_WHAT IS EXPECTED_
Give the data below again exactly as written, but without the pictures.

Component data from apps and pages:
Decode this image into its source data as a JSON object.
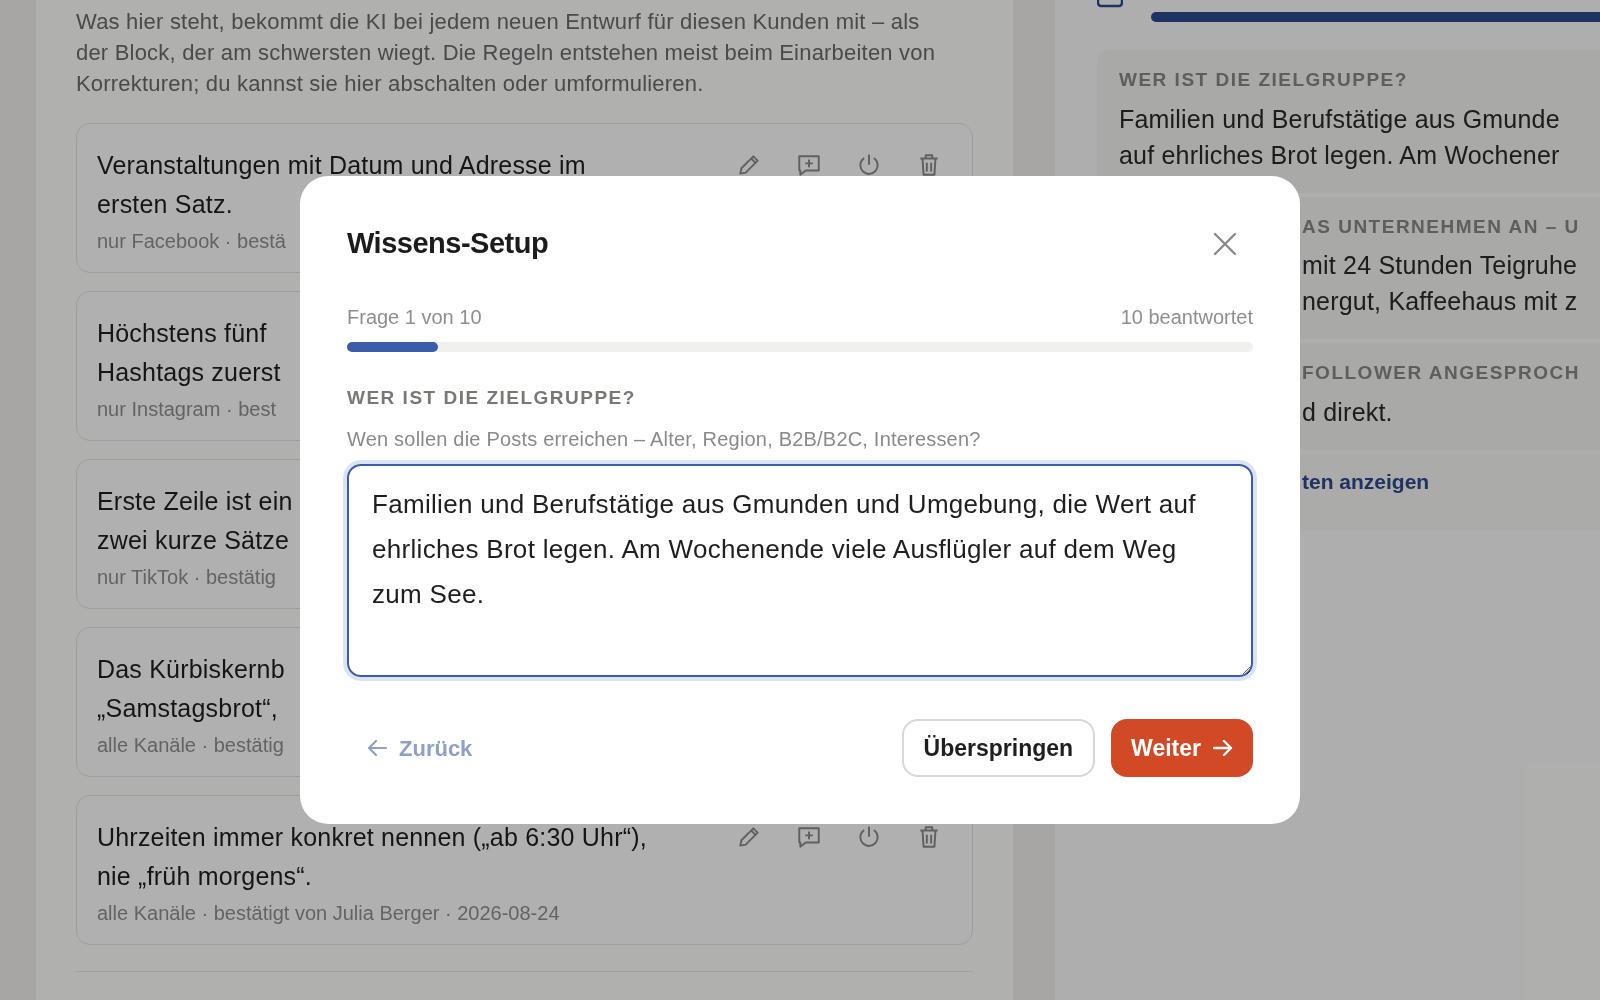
{
  "intro": "Was hier steht, bekommt die KI bei jedem neuen Entwurf für diesen Kunden mit – als der Block, der am schwersten wiegt. Die Regeln entstehen meist beim Einarbeiten von Korrekturen; du kannst sie hier abschalten oder umformulieren.",
  "rules": [
    {
      "kind": "full",
      "lines": [
        "Veranstaltungen mit Datum und Adresse im",
        "ersten Satz."
      ],
      "meta": "nur Facebook · bestä"
    },
    {
      "kind": "covered",
      "lines": [
        "Höchstens fünf",
        "Hashtags zuerst"
      ],
      "meta": "nur Instagram · best"
    },
    {
      "kind": "covered",
      "lines": [
        "Erste Zeile ist ein",
        "zwei kurze Sätze"
      ],
      "meta": "nur TikTok · bestätig"
    },
    {
      "kind": "covered",
      "lines": [
        "Das Kürbiskernb",
        "„Samstagsbrot“,"
      ],
      "meta": "alle Kanäle · bestätig"
    },
    {
      "kind": "full",
      "lines": [
        "Uhrzeiten immer konkret nennen („ab 6:30 Uhr“),",
        "nie „früh morgens“."
      ],
      "meta": "alle Kanäle · bestätigt von Julia Berger · 2026-08-24"
    }
  ],
  "answers": [
    {
      "kind": "full",
      "heading": "WER IST DIE ZIELGRUPPE?",
      "lines": [
        "Familien und Berufstätige aus Gmunde",
        "auf ehrliches Brot legen. Am Wochener"
      ]
    },
    {
      "kind": "covered",
      "heading": "AS UNTERNEHMEN AN – U",
      "lines": [
        "mit 24 Stunden Teigruhe",
        "nergut, Kaffeehaus mit z"
      ]
    },
    {
      "kind": "covered",
      "heading": "FOLLOWER ANGESPROCH",
      "lines": [
        "d direkt."
      ]
    }
  ],
  "answers_link": "ten anzeigen",
  "dialog": {
    "title": "Wissens-Setup",
    "step": "Frage 1 von 10",
    "answered": "10 beantwortet",
    "progress": {
      "level": 0.1
    },
    "question": "WER IST DIE ZIELGRUPPE?",
    "hint": "Wen sollen die Posts erreichen – Alter, Region, B2B/B2C, Interessen?",
    "answer": "Familien und Berufstätige aus Gmunden und Umgebung, die Wert auf ehrliches Brot legen. Am Wochenende viele Ausflügler auf dem Weg zum See.",
    "back": {
      "label": "Zurück",
      "disabled": true
    },
    "skip": "Überspringen",
    "next": "Weiter"
  }
}
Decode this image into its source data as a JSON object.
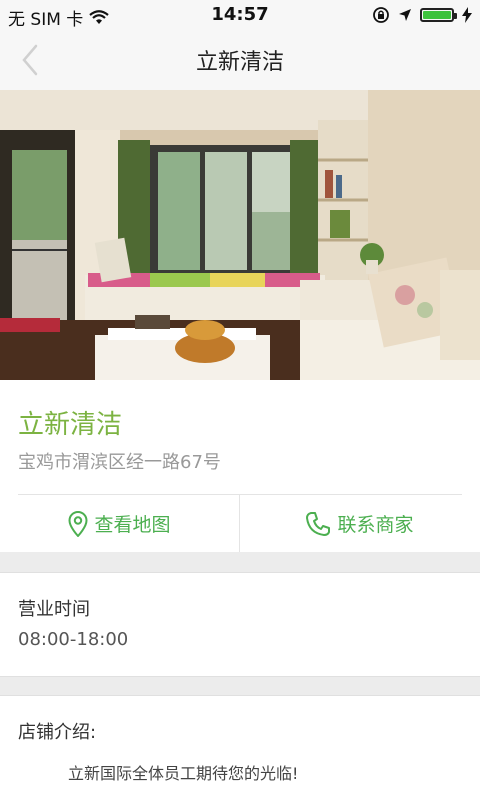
{
  "status_bar": {
    "carrier": "无 SIM 卡",
    "time": "14:57",
    "battery_level": 1.0
  },
  "nav": {
    "title": "立新清洁",
    "back_icon": "chevron-left-icon"
  },
  "shop": {
    "name": "立新清洁",
    "address": "宝鸡市渭滨区经一路67号"
  },
  "actions": {
    "map_label": "查看地图",
    "map_icon": "map-pin-icon",
    "call_label": "联系商家",
    "call_icon": "phone-icon"
  },
  "hours": {
    "label": "营业时间",
    "value": "08:00-18:00"
  },
  "intro": {
    "label": "店铺介绍:",
    "text": "立新国际全体员工期待您的光临!"
  },
  "colors": {
    "accent": "#4caf50",
    "title_green": "#7cb342",
    "battery": "#3cc23c"
  }
}
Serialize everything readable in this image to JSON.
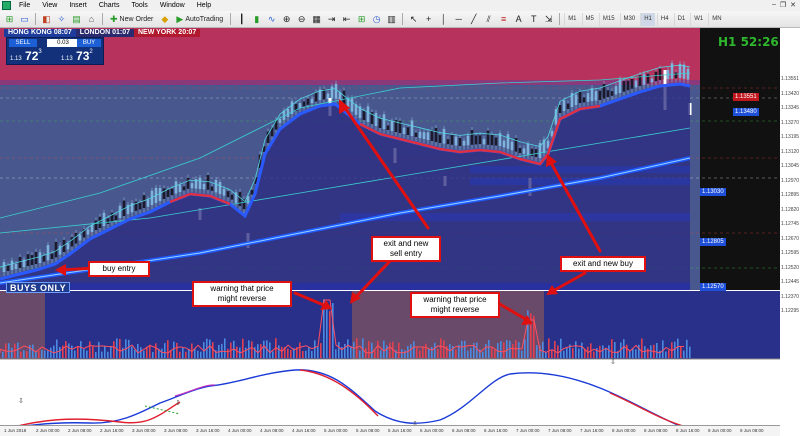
{
  "menu": [
    "File",
    "View",
    "Insert",
    "Charts",
    "Tools",
    "Window",
    "Help"
  ],
  "toolbar": {
    "new_order": "New Order",
    "autotrading": "AutoTrading",
    "timeframes": [
      "M1",
      "M5",
      "M15",
      "M30",
      "H1",
      "H4",
      "D1",
      "W1",
      "MN"
    ],
    "active_timeframe": "H1"
  },
  "sessions": [
    {
      "label": "HONG KONG 08:07",
      "color": "#1e3c9c"
    },
    {
      "label": "LONDON  01:07",
      "color": "#2a2a6e"
    },
    {
      "label": "NEW YORK 20:07",
      "color": "#b11a2e"
    }
  ],
  "trade_panel": {
    "sell_label": "SELL",
    "buy_label": "BUY",
    "lot": "0.03",
    "bid_prefix": "1.13",
    "bid_main": "72",
    "bid_sup": "3",
    "ask_prefix": "1.13",
    "ask_main": "73",
    "ask_sup": "2"
  },
  "timer": "H1 52:26",
  "buys_only": "BUYS ONLY",
  "annotations": {
    "buy_entry": "buy entry",
    "exit_sell": "exit and new\nsell entry",
    "exit_buy": "exit and new buy",
    "warning1": "warning that price\nmight reverse",
    "warning2": "warning that price\nmight reverse"
  },
  "price_levels": [
    "1.13551",
    "1.13420",
    "1.13345",
    "1.13270",
    "1.13195",
    "1.13120",
    "1.13045",
    "1.12970",
    "1.12895",
    "1.12820",
    "1.12745",
    "1.12670",
    "1.12595",
    "1.12520",
    "1.12445",
    "1.12370",
    "1.12295"
  ],
  "price_boxes": [
    {
      "label": "1.13551",
      "color": "#c0181e"
    },
    {
      "label": "1.13480",
      "color": "#1d4fd8"
    },
    {
      "label": "1.13030",
      "color": "#1d4fd8"
    },
    {
      "label": "1.12805",
      "color": "#1d4fd8"
    },
    {
      "label": "1.12570",
      "color": "#1d4fd8"
    }
  ],
  "time_labels": [
    "1 Jun 2018",
    "2 Jun 00:00",
    "2 Jun 08:00",
    "2 Jun 16:00",
    "3 Jun 00:00",
    "3 Jun 08:00",
    "3 Jun 16:00",
    "4 Jun 00:00",
    "4 Jun 08:00",
    "4 Jun 16:00",
    "5 Jun 00:00",
    "5 Jun 08:00",
    "5 Jun 16:00",
    "6 Jun 00:00",
    "6 Jun 08:00",
    "6 Jun 16:00",
    "7 Jun 00:00",
    "7 Jun 08:00",
    "7 Jun 16:00",
    "8 Jun 00:00",
    "8 Jun 08:00",
    "8 Jun 16:00",
    "9 Jun 00:00",
    "9 Jun 08:00"
  ]
}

_RESPONSE AREA_
Decode this image into its source data as a JSON object.
{
  "intro": "Was hier steht, bekommt die KI bei jedem neuen Entwurf für diesen Kunden mit – als der Block, der am schwersten wiegt. Die Regeln entstehen meist beim Einarbeiten von Korrekturen; du kannst sie hier abschalten oder umformulieren.",
  "rules": [
    {
      "kind": "full",
      "lines": [
        "Veranstaltungen mit Datum und Adresse im",
        "ersten Satz."
      ],
      "meta": "nur Facebook · bestä"
    },
    {
      "kind": "covered",
      "lines": [
        "Höchstens fünf",
        "Hashtags zuerst"
      ],
      "meta": "nur Instagram · best"
    },
    {
      "kind": "covered",
      "lines": [
        "Erste Zeile ist ein",
        "zwei kurze Sätze"
      ],
      "meta": "nur TikTok · bestätig"
    },
    {
      "kind": "covered",
      "lines": [
        "Das Kürbiskernb",
        "„Samstagsbrot“,"
      ],
      "meta": "alle Kanäle · bestätig"
    },
    {
      "kind": "full",
      "lines": [
        "Uhrzeiten immer konkret nennen („ab 6:30 Uhr“),",
        "nie „früh morgens“."
      ],
      "meta": "alle Kanäle · bestätigt von Julia Berger · 2026-08-24"
    }
  ],
  "answers": [
    {
      "kind": "full",
      "heading": "WER IST DIE ZIELGRUPPE?",
      "lines": [
        "Familien und Berufstätige aus Gmunde",
        "auf ehrliches Brot legen. Am Wochener"
      ]
    },
    {
      "kind": "covered",
      "heading": "AS UNTERNEHMEN AN – U",
      "lines": [
        "mit 24 Stunden Teigruhe",
        "nergut, Kaffeehaus mit z"
      ]
    },
    {
      "kind": "covered",
      "heading": "FOLLOWER ANGESPROCH",
      "lines": [
        "d direkt."
      ]
    }
  ],
  "answers_link": "ten anzeigen",
  "dialog": {
    "title": "Wissens-Setup",
    "step": "Frage 1 von 10",
    "answered": "10 beantwortet",
    "progress": {
      "level": 0.1
    },
    "question": "WER IST DIE ZIELGRUPPE?",
    "hint": "Wen sollen die Posts erreichen – Alter, Region, B2B/B2C, Interessen?",
    "answer": "Familien und Berufstätige aus Gmunden und Umgebung, die Wert auf ehrliches Brot legen. Am Wochenende viele Ausflügler auf dem Weg zum See.",
    "back": {
      "label": "Zurück",
      "disabled": true
    },
    "skip": "Überspringen",
    "next": "Weiter"
  }
}
Decode this image into its source data as a JSON object.
{
  "status_bar": {
    "carrier": "无 SIM 卡",
    "time": "14:57",
    "battery_level": 1.0
  },
  "nav": {
    "title": "立新清洁",
    "back_icon": "chevron-left-icon"
  },
  "shop": {
    "name": "立新清洁",
    "address": "宝鸡市渭滨区经一路67号"
  },
  "actions": {
    "map_label": "查看地图",
    "map_icon": "map-pin-icon",
    "call_label": "联系商家",
    "call_icon": "phone-icon"
  },
  "hours": {
    "label": "营业时间",
    "value": "08:00-18:00"
  },
  "intro": {
    "label": "店铺介绍:",
    "text": "立新国际全体员工期待您的光临!"
  },
  "colors": {
    "accent": "#4caf50",
    "title_green": "#7cb342",
    "battery": "#3cc23c"
  }
}
Serialize everything readable in this image to JSON.
{
  "menu": [
    "File",
    "View",
    "Insert",
    "Charts",
    "Tools",
    "Window",
    "Help"
  ],
  "toolbar": {
    "new_order": "New Order",
    "autotrading": "AutoTrading",
    "timeframes": [
      "M1",
      "M5",
      "M15",
      "M30",
      "H1",
      "H4",
      "D1",
      "W1",
      "MN"
    ],
    "active_timeframe": "H1"
  },
  "sessions": [
    {
      "label": "HONG KONG 08:07",
      "color": "#1e3c9c"
    },
    {
      "label": "LONDON  01:07",
      "color": "#2a2a6e"
    },
    {
      "label": "NEW YORK 20:07",
      "color": "#b11a2e"
    }
  ],
  "trade_panel": {
    "sell_label": "SELL",
    "buy_label": "BUY",
    "lot": "0.03",
    "bid_prefix": "1.13",
    "bid_main": "72",
    "bid_sup": "3",
    "ask_prefix": "1.13",
    "ask_main": "73",
    "ask_sup": "2"
  },
  "timer": "H1 52:26",
  "buys_only": "BUYS ONLY",
  "annotations": {
    "buy_entry": "buy entry",
    "exit_sell": "exit and new\nsell entry",
    "exit_buy": "exit and new buy",
    "warning1": "warning that price\nmight reverse",
    "warning2": "warning that price\nmight reverse"
  },
  "price_levels": [
    "1.13551",
    "1.13420",
    "1.13345",
    "1.13270",
    "1.13195",
    "1.13120",
    "1.13045",
    "1.12970",
    "1.12895",
    "1.12820",
    "1.12745",
    "1.12670",
    "1.12595",
    "1.12520",
    "1.12445",
    "1.12370",
    "1.12295"
  ],
  "price_boxes": [
    {
      "label": "1.13551",
      "color": "#c0181e"
    },
    {
      "label": "1.13480",
      "color": "#1d4fd8"
    },
    {
      "label": "1.13030",
      "color": "#1d4fd8"
    },
    {
      "label": "1.12805",
      "color": "#1d4fd8"
    },
    {
      "label": "1.12570",
      "color": "#1d4fd8"
    }
  ],
  "time_labels": [
    "1 Jun 2018",
    "2 Jun 00:00",
    "2 Jun 08:00",
    "2 Jun 16:00",
    "3 Jun 00:00",
    "3 Jun 08:00",
    "3 Jun 16:00",
    "4 Jun 00:00",
    "4 Jun 08:00",
    "4 Jun 16:00",
    "5 Jun 00:00",
    "5 Jun 08:00",
    "5 Jun 16:00",
    "6 Jun 00:00",
    "6 Jun 08:00",
    "6 Jun 16:00",
    "7 Jun 00:00",
    "7 Jun 08:00",
    "7 Jun 16:00",
    "8 Jun 00:00",
    "8 Jun 08:00",
    "8 Jun 16:00",
    "9 Jun 00:00",
    "9 Jun 08:00"
  ]
}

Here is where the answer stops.